The grantor is also exposed to a higher degree of risk since the compliance of financial reporting is dependent on the internal systems of the grantees which may not be fit for purpose. Ultimately the burden of responsibility is carried by the grantor.
Efforts have been made to lobby the donor community to facilitate sub-granting processes by introducing a lighter workload for all concerned and by placing greater focus on mentoring the work of grantees and ensuring that the financing brings added value.
To date, these efforts have not resulted in any major concessions.
Arguably, the best projects are those which are based on a pre-existing idea that is adapted for the purposes of the bid.
These give applicants the ability to demonstrate that the core approach is tried and tested while also having sufficient flexibility to incorporate innovation or to embrace specific themes.
Projects which are developed from scratch in order to “tick the boxes” tend to feel artificial and staged.
The margin for creativity is usually determined by the type of contract in question. Terms of Reference for service contracts tend to be highly prescriptive while guidelines for calls for proposals provide far greater room for manoeuvre.
That said, very general guidelines often leave applicants guessing what the donor is actually looking for and are often subject to misinterpretation.
Large agencies often appoint a dedicated bid manager who will supervise the entire process but this, unfortunately, is a luxury that few can afford.
Nevertheless, there are standard management procedures that are worth bearing in mind, even if you are assigning multiple roles to the individuals concerned.
They can be summarized as follows:
Start by collating all the material which can be used to populate the skeleton you have produced (See Step seven: produce a skeleton of the narrative in the Project design module for guidance).
It is important to have a clear idea of how much you have to work with and this will enable contributors to hit the ground running.
Centralise all the documentation relevant to the bid, ideally on a platform that allows for collaborative editing and commenting.
Organise regular check-ins with all concerned. Some contributors will be more self-sufficient than others but you ’ll want to avoid a scenario whereby a writer produces reams of narrative that are superfluous to requirements or that are based on incorrect assumptions.
Ensure proper version control of documents either through online sharing or through keeping tabs on who is in control of the master document.
Avoid breaking your own deadlines.
Inevitably internal deadlines will slip throughout the bid-writing process but you should lead by example and make every effort to ensure that global deadlines are kept.
Prioritise those tasks and/or components of the bid which will make the difference between failure and success.
All bids consist of elements that are crucial to the evaluation process and those which are “nice to have”.
If you have limited resources, focus on the aspects that really matter – for example, a compelling Executive Summary, a robust Theory of Change, a strong risk analysis.
Build a network of contributors to proposal-writing processes and keep a reserve list.

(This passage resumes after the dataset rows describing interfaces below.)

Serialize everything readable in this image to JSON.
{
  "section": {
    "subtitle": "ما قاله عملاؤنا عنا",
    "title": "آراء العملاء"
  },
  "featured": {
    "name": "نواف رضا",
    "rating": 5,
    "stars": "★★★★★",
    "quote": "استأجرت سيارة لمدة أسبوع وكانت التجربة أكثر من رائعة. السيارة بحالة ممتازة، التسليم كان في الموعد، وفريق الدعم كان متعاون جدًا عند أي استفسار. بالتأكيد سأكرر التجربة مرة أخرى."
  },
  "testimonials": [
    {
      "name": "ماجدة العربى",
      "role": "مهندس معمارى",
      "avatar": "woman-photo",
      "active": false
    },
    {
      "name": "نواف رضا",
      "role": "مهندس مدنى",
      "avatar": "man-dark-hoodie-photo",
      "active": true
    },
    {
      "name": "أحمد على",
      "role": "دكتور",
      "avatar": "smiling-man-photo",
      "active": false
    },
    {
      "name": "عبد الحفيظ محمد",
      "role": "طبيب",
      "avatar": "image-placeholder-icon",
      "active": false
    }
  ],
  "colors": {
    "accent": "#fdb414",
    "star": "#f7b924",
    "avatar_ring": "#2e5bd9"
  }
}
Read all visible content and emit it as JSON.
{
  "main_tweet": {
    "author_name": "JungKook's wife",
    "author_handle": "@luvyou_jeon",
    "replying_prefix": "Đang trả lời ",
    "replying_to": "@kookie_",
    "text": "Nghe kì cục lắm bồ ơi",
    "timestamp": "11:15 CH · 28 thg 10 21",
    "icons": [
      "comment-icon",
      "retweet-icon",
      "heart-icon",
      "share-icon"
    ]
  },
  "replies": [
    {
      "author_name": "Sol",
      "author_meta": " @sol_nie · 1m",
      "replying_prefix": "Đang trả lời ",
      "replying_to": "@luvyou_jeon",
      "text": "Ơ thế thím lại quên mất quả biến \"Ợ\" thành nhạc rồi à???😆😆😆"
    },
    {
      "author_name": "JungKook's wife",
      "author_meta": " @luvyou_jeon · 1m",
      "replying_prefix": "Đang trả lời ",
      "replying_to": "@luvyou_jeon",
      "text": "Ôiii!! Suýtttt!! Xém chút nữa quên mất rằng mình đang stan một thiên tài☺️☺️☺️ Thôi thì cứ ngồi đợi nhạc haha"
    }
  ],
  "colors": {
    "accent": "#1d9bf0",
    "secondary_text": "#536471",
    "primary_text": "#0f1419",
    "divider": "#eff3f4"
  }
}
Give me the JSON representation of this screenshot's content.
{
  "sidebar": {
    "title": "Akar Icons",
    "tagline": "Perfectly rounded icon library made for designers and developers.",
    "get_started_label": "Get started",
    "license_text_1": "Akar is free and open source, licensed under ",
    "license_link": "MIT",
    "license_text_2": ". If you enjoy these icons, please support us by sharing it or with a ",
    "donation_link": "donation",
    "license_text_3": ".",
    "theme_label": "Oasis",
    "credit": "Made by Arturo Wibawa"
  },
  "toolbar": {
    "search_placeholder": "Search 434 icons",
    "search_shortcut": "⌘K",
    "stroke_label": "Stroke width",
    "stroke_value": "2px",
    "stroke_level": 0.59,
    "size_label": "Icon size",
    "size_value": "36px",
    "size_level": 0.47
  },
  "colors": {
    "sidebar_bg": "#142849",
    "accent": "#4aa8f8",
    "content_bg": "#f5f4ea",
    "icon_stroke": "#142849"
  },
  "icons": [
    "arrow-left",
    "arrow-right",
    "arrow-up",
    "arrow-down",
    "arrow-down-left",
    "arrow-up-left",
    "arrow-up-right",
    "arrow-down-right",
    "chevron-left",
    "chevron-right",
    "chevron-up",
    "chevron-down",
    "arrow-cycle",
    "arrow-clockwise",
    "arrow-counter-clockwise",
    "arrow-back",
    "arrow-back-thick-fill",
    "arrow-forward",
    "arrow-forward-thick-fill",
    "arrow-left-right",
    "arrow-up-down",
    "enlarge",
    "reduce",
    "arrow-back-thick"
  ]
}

You may need to bring in expert advice or additional resources at the last moment (particularly if one of your team is forced to drop out).
It is worth developing a wide network of tried-and-tested contributors – particularly experts in areas that regularly feature in donor programmes such as gender equality, duty of care and M&E.